  50. Difference Between Trade Bill and Accommodation Bill: S. No. Trade Bill Accomodation Bill 1. Trade bills are drawn for trade purposes. Accommodation bills are drawn and accepted for financial assistance 2. These are drawn against proper consideration. These are drawn in absence of any consideration
  51. 3. These bills are proof of debt These are not a proof of debt 4. If discounted, full sum retains with holder of the bill If discounted the amount may be divided between drawer and acceptor in pre-determined ratio. 5. For obtaining the debt from drawee, drawer can resort to legal action. Legal action cannot be resorted for recovery of amount against these bills by the immediate parties.
  52.  The bookkeeping entries in connection with accommodation bills are made in the same way as for genuine bills. Generally, there are three methods of raising money on accommodation bills. They are as under: 1. When accommodation bill is written for the accommodation of the drawer. 2. When accommodation bill is written for the mutual accommodation of the drawer and the drawee. 3. When the drawer and the drawee write accommodation bills on each other.
  53. Accommodation of the drawer:  When a bill is written for the accommodation of the drawer then the drawee of the bill accepts the bill without any consideration and returns the bill to the drawer. The drawer gets the bill discounted with his bank and uses the amount in his business. On the due date he remits the amount to the acceptor or the bill to enable him to honour the bill on the due date.
  54. Accommodation of the Drawer and the Drawee:  When a bill is drawn by one party for the mutual accommodation then the drawee after accepting the bill returns to the drawer. The drawer gets the bill discounted with his banker and after retaining the agreed portion of the proceeds of the bill remits rest of the proceeds to the acceptor of the bill. On the date of maturity the drawer of the bill remits rest to the acceptor the amount retained by him earlier to enable the acceptor to honour the bill. The expenses of discount are shared by the parties.

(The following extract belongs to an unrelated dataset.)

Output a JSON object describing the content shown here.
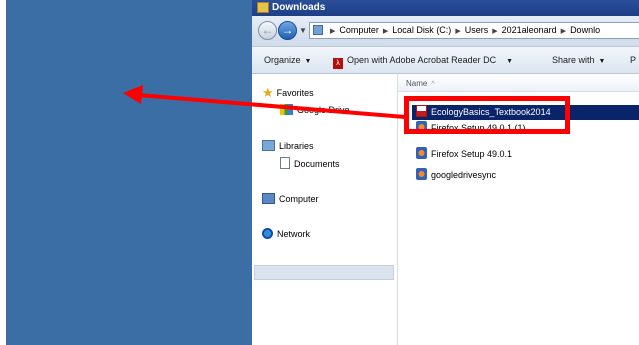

  55. Accommodation Bills Written on Each Other:  In this case, both the parties draw bills on each other and get them discounted from their bankers. On the due date, each meets his own bill. The expenses of discount is to be paid by each on other's bill.
  56. Insolvency of Acceptor in Bills of Exchange  Insolvency of a person means that he is unable to pay his liabilities. This will mean that bill accepted by him will be dishonoured. Therefore, when it is known that a person has become insolvent, entry for dishonour of his acceptance should be passed, Later something may be received from his estate.
  57.  When amount is received, the following journal entry is passed:  Cash Account [Dr.] To Debtor's Personal Account [Cr.]  The remaining amount will be irrecoverable and therefore, should be written off as a bad debt.